Opinion by Sam Wercinski
Arizona Republic columnist Doug MacEachern shed light on how “‘Dark money’ in campaigns undermines basic democracy,” because of the U.S. Supreme Court’s Citizens United decision (Viewpoints, Jan. 13).
The five justices wiped out more than a hundred years of legal precedent intended to protect government of, by and for the people, and put American democracy up for sale to the highest bidder.
Now Arizona House Bill 2306 is introduced.
It will double the amount of campaign cash that political action committees, driven by lobbyists, can give to candidates for greater leverage when they’re in office.
This bill sets the stage for removing all campaign-contribution limits and undermines the Arizona Citizens Clean Elections Act, which voters approved in 1998.
Arizona has a history of special interests holding officials “hostage” for campaign funding. Arizona’s first governor, George W.P. Hunt, said in 1914, “It will be a happy day for the nation when the corporations shall be excluded from political activity … and vast accumulations of capital cannot be employed in an attempt to control government.”
Jump to 1991, when AzScam snared seven lawmakers taking bribes for votes.
The ongoing scandal around the Fiesta Bowl furthers the public perception that lobbyists run Arizona with “laundered” campaign cash, luxurious trips and freebies for state legislators.
Former state Rep. Ben Arredondo’s recent sentencing for political corruption reminds us why Arizonans want stronger conflict-of-interest and campaign-finance laws, such as gift bans and the Clean Elections Act.
Voters approved the Clean Elections Act to rein in political cronyism.
Clean Elections candidates voluntarily agree to limit campaign spending and not accept private money in exchange for Clean Elections funding.
This requires them to focus on voters.
Participating candidates also face removal from office if they cheat, unlike their competitors who accept PAC and special-interest money.
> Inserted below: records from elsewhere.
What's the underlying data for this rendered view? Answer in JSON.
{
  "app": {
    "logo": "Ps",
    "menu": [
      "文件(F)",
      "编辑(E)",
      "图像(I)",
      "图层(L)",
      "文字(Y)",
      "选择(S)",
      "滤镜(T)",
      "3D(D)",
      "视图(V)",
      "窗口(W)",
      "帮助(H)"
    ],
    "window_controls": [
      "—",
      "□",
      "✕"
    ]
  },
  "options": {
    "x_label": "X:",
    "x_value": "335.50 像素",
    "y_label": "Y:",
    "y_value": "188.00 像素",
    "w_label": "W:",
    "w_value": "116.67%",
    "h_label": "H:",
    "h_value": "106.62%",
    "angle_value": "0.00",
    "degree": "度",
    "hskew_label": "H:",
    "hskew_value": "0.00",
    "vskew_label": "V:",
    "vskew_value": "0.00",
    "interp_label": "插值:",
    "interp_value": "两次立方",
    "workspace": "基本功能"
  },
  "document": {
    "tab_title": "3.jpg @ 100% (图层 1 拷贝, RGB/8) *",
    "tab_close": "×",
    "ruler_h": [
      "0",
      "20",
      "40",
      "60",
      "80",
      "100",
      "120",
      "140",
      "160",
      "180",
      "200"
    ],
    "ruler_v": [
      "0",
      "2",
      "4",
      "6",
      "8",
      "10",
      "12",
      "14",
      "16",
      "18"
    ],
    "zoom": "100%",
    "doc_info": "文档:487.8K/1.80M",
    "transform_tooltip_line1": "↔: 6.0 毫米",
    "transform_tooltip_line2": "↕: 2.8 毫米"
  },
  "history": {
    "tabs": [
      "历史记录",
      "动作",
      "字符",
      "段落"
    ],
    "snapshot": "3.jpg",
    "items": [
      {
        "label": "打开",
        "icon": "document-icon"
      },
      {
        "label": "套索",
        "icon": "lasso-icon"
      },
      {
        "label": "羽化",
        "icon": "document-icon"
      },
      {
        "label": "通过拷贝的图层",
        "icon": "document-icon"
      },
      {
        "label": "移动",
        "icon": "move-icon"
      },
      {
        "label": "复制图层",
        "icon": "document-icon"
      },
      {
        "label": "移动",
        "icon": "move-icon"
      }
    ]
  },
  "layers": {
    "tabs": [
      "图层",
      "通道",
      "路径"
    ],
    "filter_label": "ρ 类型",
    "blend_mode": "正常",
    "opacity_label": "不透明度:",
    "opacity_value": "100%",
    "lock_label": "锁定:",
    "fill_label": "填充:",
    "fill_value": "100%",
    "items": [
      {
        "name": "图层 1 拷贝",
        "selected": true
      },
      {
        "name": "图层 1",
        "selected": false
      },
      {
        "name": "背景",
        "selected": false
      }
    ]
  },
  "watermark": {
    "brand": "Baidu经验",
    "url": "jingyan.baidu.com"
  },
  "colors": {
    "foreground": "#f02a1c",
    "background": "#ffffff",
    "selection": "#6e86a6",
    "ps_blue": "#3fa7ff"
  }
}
If Attorney General Tom Horne had run using Clean Elections, he would likely be gone, removed by the independent Clean Elections Commission given the Maricopa County attorney’s investigation, which found Horne violated campaign-finance laws.
Of course, special interests don’t like Clean Elections because they lose absolute control of who gets campaign cash.
Corporate interests have sued the Clean Elections Commission numerous times, weakening this anti-corruption law.
And yet nearly 30 percent of legislators and all of today’s five corporation commissioners ran as Clean Elections candidates.
Clearly, the system provides an alternative to candidates who want to avoid the corrupting nature of special-interest money.
Circle back to HB 2306. Instead of doubling the campaign cash that lobbyists use to influence elected officials, we recommend a more comprehensive approach, like the Voter Involvement Program bill being proposed by the Clean Elections Commission.
The VIP bill supports the voters’ desire for more independent officials accountable to voters.
Using Clean Elections Credits, voters decide which participating candidates deserve more Clean Elections funding, increasing civic engagement and requiring candidates to focus on the voters, not the donors.
The VIP system also relies on the existing Clean Elections Fund, established by voters, without costing taxpayers a penny.
And at the same time, the bill provides for expanding traditional campaign-contribution limits.
Despite dark money, a strong democracy can thrive with engaged citizens. We believe the Voter Involvement Program will move Arizona in that direction.
Please ask your legislators to support the Voter Involvement Program. Learn more about Clean Elections at AZadvocacy.org.
Sam Wercinski is executive director of the Arizona Advocacy Network and AZAN Foundation.
The original article can be viewed here.